The disorder typically involves unusual levels of instability in mood; black and white thinking, or splitting; the disorder often manifests itself in idealisation and devaluation episodes, as well as chaotic and unstable interpersonal relationships, self-image, identity, and behaviour; as well as a disturbance in the individual's sense of self.
In extreme cases, this disturbance in the sense of self can lead to periods of dissociation. BPD splitting includes a switch between idealising and demonising others.
This, combined with mood disturbances, can undermine relationships with family, friends, and co-workers. BPD disturbances also may include self-harm.
Without treatment, symptoms may worsen, leading (in extreme cases) to suicide attempts. There is an ongoing debate among clinicians and patients worldwide about terminology and the use of the word borderline and some have suggested that this disorder should be renamed.
The ICD-10 manual has an alternative definition and terminology to this disorder, called Emotionally unstable personality disorder.

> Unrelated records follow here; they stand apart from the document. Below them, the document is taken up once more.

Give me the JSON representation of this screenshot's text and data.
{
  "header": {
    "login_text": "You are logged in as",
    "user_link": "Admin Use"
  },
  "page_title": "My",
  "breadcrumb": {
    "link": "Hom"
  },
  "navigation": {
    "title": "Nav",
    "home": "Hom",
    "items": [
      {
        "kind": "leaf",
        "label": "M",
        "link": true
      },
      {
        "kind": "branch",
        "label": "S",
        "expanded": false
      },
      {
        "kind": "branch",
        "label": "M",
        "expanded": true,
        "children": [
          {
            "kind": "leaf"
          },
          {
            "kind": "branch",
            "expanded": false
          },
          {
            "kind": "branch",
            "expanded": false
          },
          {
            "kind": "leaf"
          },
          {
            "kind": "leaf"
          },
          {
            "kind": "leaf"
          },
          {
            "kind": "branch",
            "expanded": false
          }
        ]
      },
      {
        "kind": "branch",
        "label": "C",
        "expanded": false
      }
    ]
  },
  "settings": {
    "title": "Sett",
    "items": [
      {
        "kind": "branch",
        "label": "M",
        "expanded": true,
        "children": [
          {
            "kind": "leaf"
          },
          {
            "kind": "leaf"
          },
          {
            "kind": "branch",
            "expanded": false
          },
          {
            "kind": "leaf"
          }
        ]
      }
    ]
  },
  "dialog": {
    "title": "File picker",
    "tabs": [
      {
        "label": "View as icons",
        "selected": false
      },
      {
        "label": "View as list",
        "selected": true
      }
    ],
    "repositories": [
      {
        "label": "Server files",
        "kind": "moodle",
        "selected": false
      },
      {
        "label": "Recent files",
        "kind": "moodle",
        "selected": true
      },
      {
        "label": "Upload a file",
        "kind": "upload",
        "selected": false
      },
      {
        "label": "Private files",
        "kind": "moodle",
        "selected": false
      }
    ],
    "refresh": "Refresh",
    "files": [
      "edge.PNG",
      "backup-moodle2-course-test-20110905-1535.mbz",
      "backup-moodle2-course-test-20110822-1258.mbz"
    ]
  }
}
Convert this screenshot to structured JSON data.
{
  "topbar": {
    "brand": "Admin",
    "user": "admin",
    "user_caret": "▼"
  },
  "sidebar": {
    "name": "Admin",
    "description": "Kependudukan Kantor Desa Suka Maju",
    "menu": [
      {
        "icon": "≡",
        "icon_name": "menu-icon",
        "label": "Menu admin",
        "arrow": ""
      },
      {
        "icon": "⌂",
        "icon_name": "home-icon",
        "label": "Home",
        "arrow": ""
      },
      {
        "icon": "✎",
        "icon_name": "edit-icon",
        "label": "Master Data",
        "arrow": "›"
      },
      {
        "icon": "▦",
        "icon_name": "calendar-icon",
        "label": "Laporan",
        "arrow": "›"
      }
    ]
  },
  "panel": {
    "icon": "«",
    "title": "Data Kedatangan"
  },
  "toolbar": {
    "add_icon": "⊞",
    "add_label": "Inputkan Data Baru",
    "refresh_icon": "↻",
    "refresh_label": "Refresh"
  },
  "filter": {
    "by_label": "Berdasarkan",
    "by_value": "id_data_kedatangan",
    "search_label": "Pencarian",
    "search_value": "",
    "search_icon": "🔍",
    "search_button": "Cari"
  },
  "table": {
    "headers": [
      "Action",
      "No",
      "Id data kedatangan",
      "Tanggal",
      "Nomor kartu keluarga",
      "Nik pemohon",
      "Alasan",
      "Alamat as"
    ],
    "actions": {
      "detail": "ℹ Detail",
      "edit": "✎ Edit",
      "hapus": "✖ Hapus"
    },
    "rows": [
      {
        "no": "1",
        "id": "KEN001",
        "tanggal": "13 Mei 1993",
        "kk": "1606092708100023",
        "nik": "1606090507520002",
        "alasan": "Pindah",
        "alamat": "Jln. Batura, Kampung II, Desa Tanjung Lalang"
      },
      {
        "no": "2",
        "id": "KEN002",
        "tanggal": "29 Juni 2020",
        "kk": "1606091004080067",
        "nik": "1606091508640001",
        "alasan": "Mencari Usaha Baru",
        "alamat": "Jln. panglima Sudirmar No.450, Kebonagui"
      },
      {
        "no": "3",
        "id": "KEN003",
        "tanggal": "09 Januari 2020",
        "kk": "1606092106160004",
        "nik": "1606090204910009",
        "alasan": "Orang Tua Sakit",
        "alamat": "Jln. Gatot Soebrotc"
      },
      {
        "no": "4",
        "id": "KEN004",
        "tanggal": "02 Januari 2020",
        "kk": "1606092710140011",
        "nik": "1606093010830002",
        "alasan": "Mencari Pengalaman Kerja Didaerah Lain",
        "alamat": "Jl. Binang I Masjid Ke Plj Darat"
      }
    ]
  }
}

There is related concern that the diagnosis of BPD stigmatises people and supports pejorative and discriminatory practices. It is common for those suffering from borderline personality disorder and their families to feel compounded by a lack of clear diagnoses, effective treatments, and accurate information.
This is true especially because of evidence that this disorder originates in the families of those who suffer from it and has a lot to do with Axis IV factors, rather than belonging strictly in Axis II.
Conceptual, as well as therapeutic, relief may be obtained through evidence that BPD is closely related to traumatic events during childhood and to post-traumatic stress disorder (PTSD), about which much more is known.